[Data about app and page elements]
══════════════════════════════
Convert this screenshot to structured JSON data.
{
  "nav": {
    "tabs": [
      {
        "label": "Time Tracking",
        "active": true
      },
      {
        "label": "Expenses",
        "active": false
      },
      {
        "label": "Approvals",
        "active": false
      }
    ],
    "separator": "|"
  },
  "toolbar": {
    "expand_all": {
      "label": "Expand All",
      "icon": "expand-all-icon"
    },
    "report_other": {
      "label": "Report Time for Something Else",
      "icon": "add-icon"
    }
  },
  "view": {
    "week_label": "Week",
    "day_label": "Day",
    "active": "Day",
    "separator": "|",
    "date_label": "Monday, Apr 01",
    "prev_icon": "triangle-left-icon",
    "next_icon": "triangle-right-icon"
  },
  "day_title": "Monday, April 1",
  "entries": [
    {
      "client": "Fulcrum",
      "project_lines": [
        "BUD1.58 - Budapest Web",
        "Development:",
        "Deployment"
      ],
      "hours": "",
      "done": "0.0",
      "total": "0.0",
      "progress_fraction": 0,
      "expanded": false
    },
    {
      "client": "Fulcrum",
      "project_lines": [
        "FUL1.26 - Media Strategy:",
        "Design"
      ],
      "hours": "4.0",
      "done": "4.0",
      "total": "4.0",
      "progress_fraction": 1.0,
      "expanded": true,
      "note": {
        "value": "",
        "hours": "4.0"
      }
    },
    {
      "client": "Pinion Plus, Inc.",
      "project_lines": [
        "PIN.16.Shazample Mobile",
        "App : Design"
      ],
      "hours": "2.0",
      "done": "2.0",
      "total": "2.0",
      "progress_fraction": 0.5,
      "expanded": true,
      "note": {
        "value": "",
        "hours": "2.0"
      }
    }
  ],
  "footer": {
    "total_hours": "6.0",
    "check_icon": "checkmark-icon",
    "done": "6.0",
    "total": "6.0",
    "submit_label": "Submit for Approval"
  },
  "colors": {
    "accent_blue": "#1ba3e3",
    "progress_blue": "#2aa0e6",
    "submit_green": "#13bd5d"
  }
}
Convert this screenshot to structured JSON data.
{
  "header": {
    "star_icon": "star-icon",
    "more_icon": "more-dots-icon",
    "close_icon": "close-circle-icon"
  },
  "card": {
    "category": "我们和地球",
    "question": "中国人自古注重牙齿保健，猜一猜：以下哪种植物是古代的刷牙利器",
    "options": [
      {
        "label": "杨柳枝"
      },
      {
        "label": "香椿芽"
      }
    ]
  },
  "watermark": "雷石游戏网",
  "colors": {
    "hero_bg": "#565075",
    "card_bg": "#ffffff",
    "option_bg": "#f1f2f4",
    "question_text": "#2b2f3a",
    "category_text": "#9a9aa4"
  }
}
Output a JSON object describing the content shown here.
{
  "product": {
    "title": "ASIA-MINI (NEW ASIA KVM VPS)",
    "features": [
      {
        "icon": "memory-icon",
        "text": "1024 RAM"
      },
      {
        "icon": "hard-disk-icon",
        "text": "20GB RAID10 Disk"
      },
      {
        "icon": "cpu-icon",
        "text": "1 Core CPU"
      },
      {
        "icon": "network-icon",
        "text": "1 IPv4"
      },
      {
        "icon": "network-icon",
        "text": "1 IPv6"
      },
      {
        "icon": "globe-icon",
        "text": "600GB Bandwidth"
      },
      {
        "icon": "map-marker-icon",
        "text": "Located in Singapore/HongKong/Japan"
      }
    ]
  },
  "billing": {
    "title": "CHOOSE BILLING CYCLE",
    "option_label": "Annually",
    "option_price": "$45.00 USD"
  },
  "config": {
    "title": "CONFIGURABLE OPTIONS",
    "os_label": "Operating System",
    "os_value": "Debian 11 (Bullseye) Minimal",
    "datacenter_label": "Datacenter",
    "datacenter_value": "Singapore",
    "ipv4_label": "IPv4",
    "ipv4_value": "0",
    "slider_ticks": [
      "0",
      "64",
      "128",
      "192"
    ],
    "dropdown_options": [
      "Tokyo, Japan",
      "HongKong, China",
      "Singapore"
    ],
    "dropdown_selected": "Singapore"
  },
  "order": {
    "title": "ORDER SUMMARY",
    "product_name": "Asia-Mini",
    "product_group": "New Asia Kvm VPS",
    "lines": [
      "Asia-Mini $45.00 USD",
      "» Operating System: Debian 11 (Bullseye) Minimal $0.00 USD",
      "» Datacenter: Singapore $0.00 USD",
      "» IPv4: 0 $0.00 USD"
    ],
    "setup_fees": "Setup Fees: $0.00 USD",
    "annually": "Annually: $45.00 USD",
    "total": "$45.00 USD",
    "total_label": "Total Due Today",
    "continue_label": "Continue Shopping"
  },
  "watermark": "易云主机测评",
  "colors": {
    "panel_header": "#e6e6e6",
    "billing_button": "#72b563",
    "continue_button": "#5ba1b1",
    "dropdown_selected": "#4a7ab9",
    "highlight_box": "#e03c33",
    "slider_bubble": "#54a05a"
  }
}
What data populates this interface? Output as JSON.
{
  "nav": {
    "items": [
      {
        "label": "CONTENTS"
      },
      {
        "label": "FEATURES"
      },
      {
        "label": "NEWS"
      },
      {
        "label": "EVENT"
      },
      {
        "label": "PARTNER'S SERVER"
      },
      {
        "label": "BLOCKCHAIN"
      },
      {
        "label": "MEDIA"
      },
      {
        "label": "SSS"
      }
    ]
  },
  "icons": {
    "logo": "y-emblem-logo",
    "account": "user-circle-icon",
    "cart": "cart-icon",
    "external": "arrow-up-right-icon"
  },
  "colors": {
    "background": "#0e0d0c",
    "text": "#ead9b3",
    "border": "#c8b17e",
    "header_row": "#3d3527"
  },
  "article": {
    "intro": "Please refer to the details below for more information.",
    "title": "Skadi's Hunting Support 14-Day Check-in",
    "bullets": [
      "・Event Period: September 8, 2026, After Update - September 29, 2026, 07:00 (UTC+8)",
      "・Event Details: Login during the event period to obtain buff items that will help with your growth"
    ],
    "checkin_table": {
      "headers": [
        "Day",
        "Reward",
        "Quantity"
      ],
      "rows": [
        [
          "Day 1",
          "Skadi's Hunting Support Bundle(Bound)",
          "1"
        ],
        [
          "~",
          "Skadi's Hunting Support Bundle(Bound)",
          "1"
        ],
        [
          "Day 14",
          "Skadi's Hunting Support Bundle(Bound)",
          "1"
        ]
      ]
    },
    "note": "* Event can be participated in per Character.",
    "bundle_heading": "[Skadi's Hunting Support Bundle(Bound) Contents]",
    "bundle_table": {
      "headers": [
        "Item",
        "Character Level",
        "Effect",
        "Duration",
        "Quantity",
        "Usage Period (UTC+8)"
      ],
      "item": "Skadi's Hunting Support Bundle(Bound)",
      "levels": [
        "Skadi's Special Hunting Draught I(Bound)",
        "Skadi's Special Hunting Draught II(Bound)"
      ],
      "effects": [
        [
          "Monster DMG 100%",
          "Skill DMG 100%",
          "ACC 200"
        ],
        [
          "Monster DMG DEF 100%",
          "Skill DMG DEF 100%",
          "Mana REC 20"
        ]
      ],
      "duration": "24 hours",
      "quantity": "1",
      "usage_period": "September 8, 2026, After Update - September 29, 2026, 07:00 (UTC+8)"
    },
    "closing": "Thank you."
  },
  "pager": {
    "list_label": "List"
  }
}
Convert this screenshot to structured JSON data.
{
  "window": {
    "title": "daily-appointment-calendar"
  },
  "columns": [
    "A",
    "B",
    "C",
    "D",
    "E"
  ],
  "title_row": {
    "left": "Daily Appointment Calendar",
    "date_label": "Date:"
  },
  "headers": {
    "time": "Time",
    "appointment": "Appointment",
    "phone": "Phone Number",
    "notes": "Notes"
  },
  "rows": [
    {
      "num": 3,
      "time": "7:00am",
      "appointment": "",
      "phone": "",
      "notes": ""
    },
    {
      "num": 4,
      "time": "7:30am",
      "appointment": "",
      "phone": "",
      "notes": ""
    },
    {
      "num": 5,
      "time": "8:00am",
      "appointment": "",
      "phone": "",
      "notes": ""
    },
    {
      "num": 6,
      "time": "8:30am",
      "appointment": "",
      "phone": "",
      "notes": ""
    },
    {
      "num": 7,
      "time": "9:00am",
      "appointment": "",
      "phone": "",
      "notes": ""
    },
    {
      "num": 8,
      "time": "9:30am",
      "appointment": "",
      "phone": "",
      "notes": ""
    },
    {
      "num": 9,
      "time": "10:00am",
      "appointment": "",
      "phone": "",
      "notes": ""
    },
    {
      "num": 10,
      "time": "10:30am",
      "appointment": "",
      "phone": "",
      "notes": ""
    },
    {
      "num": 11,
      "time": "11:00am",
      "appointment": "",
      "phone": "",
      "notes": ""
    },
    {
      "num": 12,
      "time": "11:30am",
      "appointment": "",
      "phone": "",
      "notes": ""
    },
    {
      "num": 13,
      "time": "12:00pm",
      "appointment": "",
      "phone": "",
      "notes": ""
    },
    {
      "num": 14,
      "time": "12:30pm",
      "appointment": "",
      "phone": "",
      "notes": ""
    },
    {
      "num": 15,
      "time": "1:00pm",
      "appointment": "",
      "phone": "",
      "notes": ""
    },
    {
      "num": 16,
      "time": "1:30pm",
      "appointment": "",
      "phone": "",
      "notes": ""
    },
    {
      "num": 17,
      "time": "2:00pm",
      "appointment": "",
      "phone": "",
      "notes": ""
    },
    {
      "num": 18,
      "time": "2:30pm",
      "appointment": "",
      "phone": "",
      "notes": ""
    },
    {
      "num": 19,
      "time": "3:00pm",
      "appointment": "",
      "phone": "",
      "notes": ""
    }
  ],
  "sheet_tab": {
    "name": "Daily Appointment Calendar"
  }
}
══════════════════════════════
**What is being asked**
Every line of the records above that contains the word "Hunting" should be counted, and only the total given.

**Exercise answer**
8